[[ Records to process open ]]

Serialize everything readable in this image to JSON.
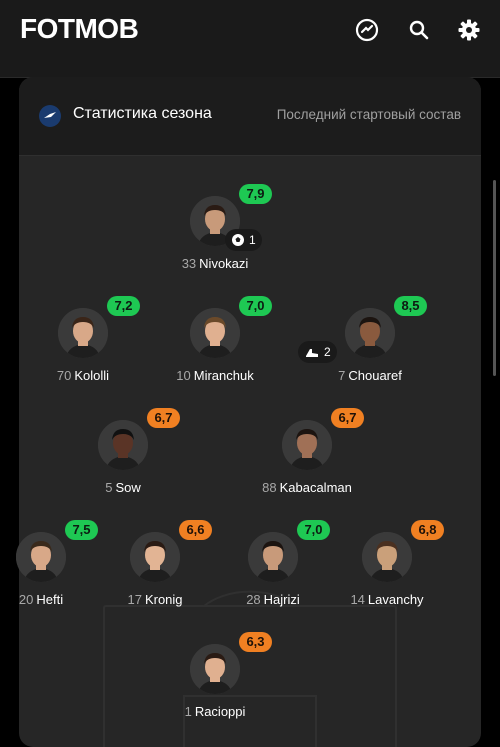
{
  "app": {
    "logo": "FOTMOB"
  },
  "card": {
    "title": "Статистика сезона",
    "subtitle": "Последний стартовый состав"
  },
  "colors": {
    "good": "#1ec853",
    "average": "#f08022",
    "background": "#262626"
  },
  "players": [
    {
      "number": "33",
      "name": "Nivokazi",
      "rating": "7,9",
      "rating_level": "green",
      "event": {
        "icon": "football-icon",
        "count": "1"
      }
    },
    {
      "number": "70",
      "name": "Kololli",
      "rating": "7,2",
      "rating_level": "green"
    },
    {
      "number": "10",
      "name": "Miranchuk",
      "rating": "7,0",
      "rating_level": "green"
    },
    {
      "number": "7",
      "name": "Chouaref",
      "rating": "8,5",
      "rating_level": "green",
      "event": {
        "icon": "boot-icon",
        "count": "2"
      }
    },
    {
      "number": "5",
      "name": "Sow",
      "rating": "6,7",
      "rating_level": "orange"
    },
    {
      "number": "88",
      "name": "Kabacalman",
      "rating": "6,7",
      "rating_level": "orange"
    },
    {
      "number": "20",
      "name": "Hefti",
      "rating": "7,5",
      "rating_level": "green"
    },
    {
      "number": "17",
      "name": "Kronig",
      "rating": "6,6",
      "rating_level": "orange"
    },
    {
      "number": "28",
      "name": "Hajrizi",
      "rating": "7,0",
      "rating_level": "green"
    },
    {
      "number": "14",
      "name": "Lavanchy",
      "rating": "6,8",
      "rating_level": "orange"
    },
    {
      "number": "1",
      "name": "Racioppi",
      "rating": "6,3",
      "rating_level": "orange"
    }
  ]
}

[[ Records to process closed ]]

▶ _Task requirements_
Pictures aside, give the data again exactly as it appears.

▶ _Response box_
Serialize everything readable in this image to JSON.
{
  "app": {
    "logo": "FOTMOB"
  },
  "card": {
    "title": "Статистика сезона",
    "subtitle": "Последний стартовый состав"
  },
  "colors": {
    "good": "#1ec853",
    "average": "#f08022",
    "background": "#262626"
  },
  "players": [
    {
      "number": "33",
      "name": "Nivokazi",
      "rating": "7,9",
      "rating_level": "green",
      "event": {
        "icon": "football-icon",
        "count": "1"
      }
    },
    {
      "number": "70",
      "name": "Kololli",
      "rating": "7,2",
      "rating_level": "green"
    },
    {
      "number": "10",
      "name": "Miranchuk",
      "rating": "7,0",
      "rating_level": "green"
    },
    {
      "number": "7",
      "name": "Chouaref",
      "rating": "8,5",
      "rating_level": "green",
      "event": {
        "icon": "boot-icon",
        "count": "2"
      }
    },
    {
      "number": "5",
      "name": "Sow",
      "rating": "6,7",
      "rating_level": "orange"
    },
    {
      "number": "88",
      "name": "Kabacalman",
      "rating": "6,7",
      "rating_level": "orange"
    },
    {
      "number": "20",
      "name": "Hefti",
      "rating": "7,5",
      "rating_level": "green"
    },
    {
      "number": "17",
      "name": "Kronig",
      "rating": "6,6",
      "rating_level": "orange"
    },
    {
      "number": "28",
      "name": "Hajrizi",
      "rating": "7,0",
      "rating_level": "green"
    },
    {
      "number": "14",
      "name": "Lavanchy",
      "rating": "6,8",
      "rating_level": "orange"
    },
    {
      "number": "1",
      "name": "Racioppi",
      "rating": "6,3",
      "rating_level": "orange"
    }
  ]
}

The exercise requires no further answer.